- [What the task asks]:
Go through the records and report each line holding the string "kind".

Segment Start: Data

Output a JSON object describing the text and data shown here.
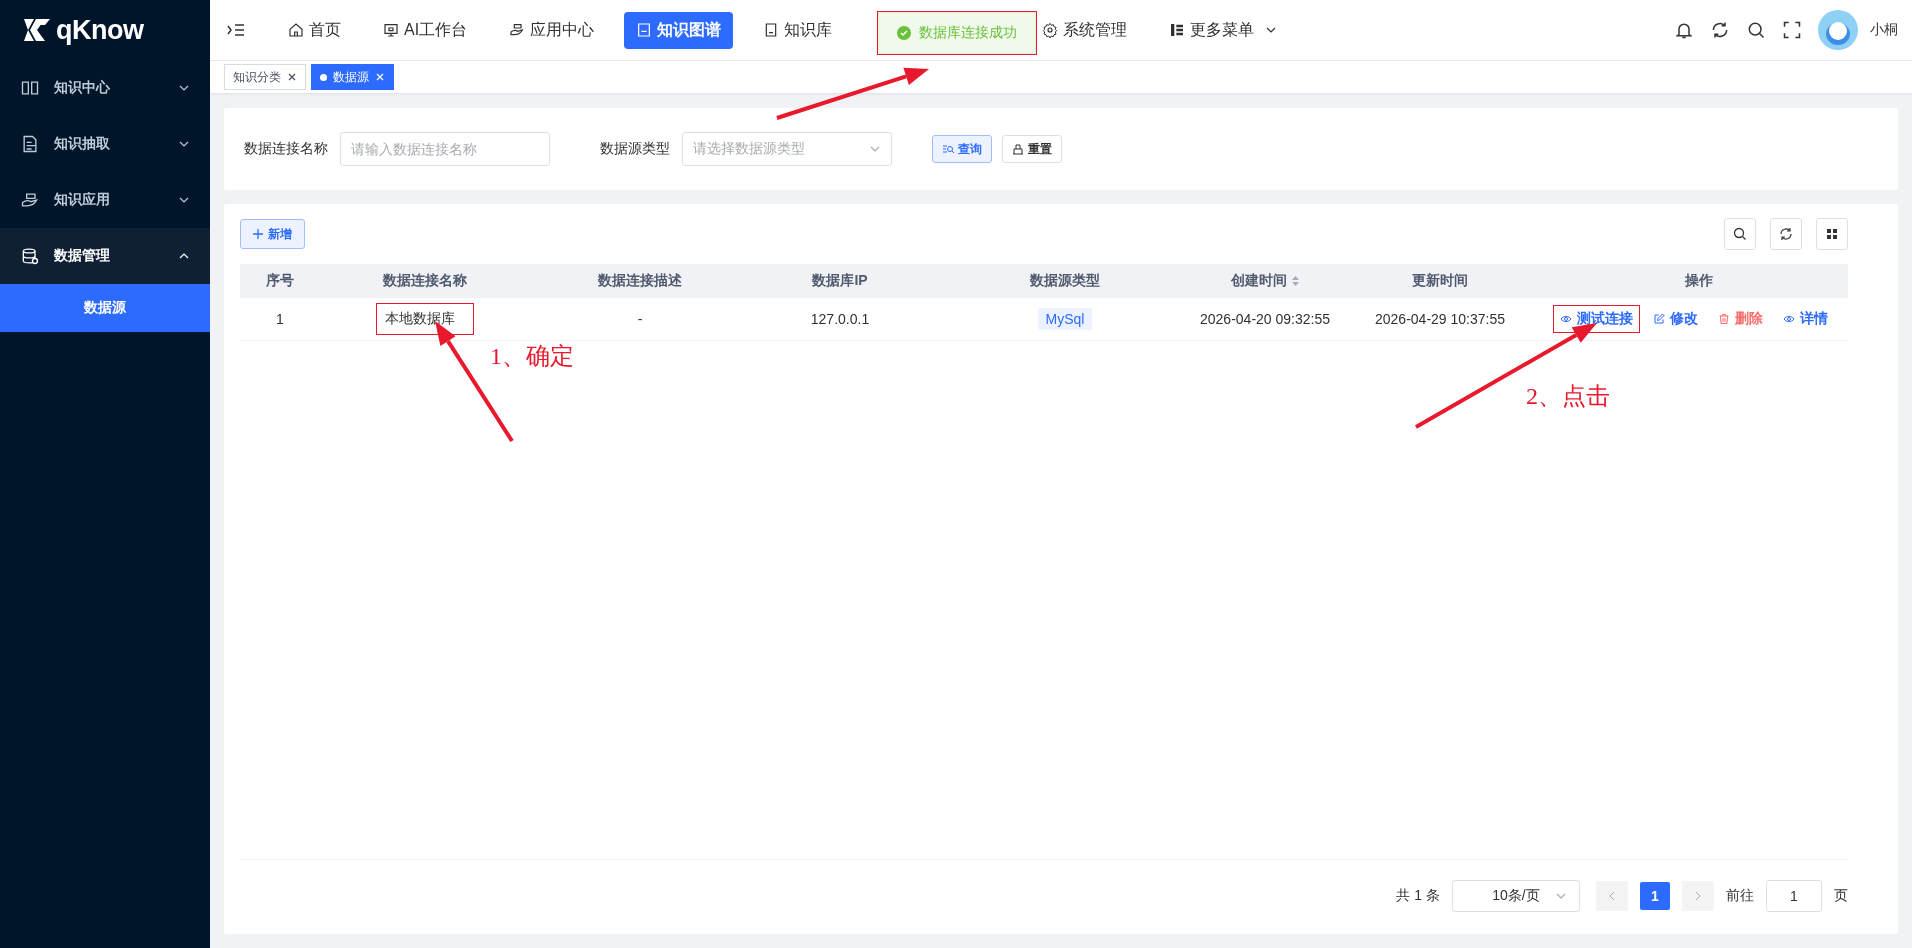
{
  "sidebar": {
    "logo": "qKnow",
    "items": [
      {
        "label": "知识中心",
        "expanded": false
      },
      {
        "label": "知识抽取",
        "expanded": false
      },
      {
        "label": "知识应用",
        "expanded": false
      },
      {
        "label": "数据管理",
        "expanded": true,
        "children": [
          {
            "label": "数据源",
            "selected": true
          }
        ]
      }
    ]
  },
  "nav": {
    "items": [
      {
        "label": "首页",
        "selected": false
      },
      {
        "label": "AI工作台",
        "selected": false
      },
      {
        "label": "应用中心",
        "selected": false
      },
      {
        "label": "知识图谱",
        "selected": true
      },
      {
        "label": "知识库",
        "selected": false
      },
      {
        "label": "系统管理",
        "selected": false
      },
      {
        "label": "更多菜单",
        "selected": false
      }
    ],
    "user": "小桐"
  },
  "toast": {
    "text": "数据库连接成功",
    "highlighted": true
  },
  "tags": [
    {
      "label": "知识分类",
      "selected": false
    },
    {
      "label": "数据源",
      "selected": true
    }
  ],
  "filter": {
    "fields": [
      {
        "label": "数据连接名称",
        "placeholder": "请输入数据连接名称",
        "kind": "input"
      },
      {
        "label": "数据源类型",
        "placeholder": "请选择数据源类型",
        "kind": "select"
      }
    ],
    "buttons": [
      {
        "label": "查询",
        "kind": "search"
      },
      {
        "label": "重置",
        "kind": "reset"
      }
    ]
  },
  "table": {
    "add_button": "新增",
    "columns": [
      {
        "label": "序号",
        "sortable": false
      },
      {
        "label": "数据连接名称",
        "sortable": false
      },
      {
        "label": "数据连接描述",
        "sortable": false
      },
      {
        "label": "数据库IP",
        "sortable": false
      },
      {
        "label": "数据源类型",
        "sortable": false
      },
      {
        "label": "创建时间",
        "sortable": true
      },
      {
        "label": "更新时间",
        "sortable": false
      },
      {
        "label": "操作",
        "sortable": false
      }
    ],
    "rows": [
      {
        "index": "1",
        "name": "本地数据库",
        "name_highlighted": true,
        "description": "-",
        "ip": "127.0.0.1",
        "type": "MySql",
        "created": "2026-04-20 09:32:55",
        "updated": "2026-04-29 10:37:55",
        "actions": [
          {
            "label": "测试连接",
            "kind": "view",
            "danger": false,
            "highlighted": true
          },
          {
            "label": "修改",
            "kind": "edit",
            "danger": false,
            "highlighted": false
          },
          {
            "label": "删除",
            "kind": "delete",
            "danger": true,
            "highlighted": false
          },
          {
            "label": "详情",
            "kind": "view",
            "danger": false,
            "highlighted": false
          }
        ]
      }
    ]
  },
  "pagination": {
    "total": "共 1 条",
    "page_size": "10条/页",
    "pages": [
      {
        "label": "1",
        "selected": true
      }
    ],
    "goto_label": "前往",
    "goto_value": "1",
    "goto_suffix": "页"
  },
  "annotations": [
    {
      "text": "1、确定"
    },
    {
      "text": "2、点击"
    }
  ]
}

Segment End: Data

- [Solution to this problem]:
        "kind": "input"
        "kind": "select"
        "kind": "search"
        "kind": "reset"
            "kind": "view",
            "kind": "edit",
            "kind": "delete",
            "kind": "view",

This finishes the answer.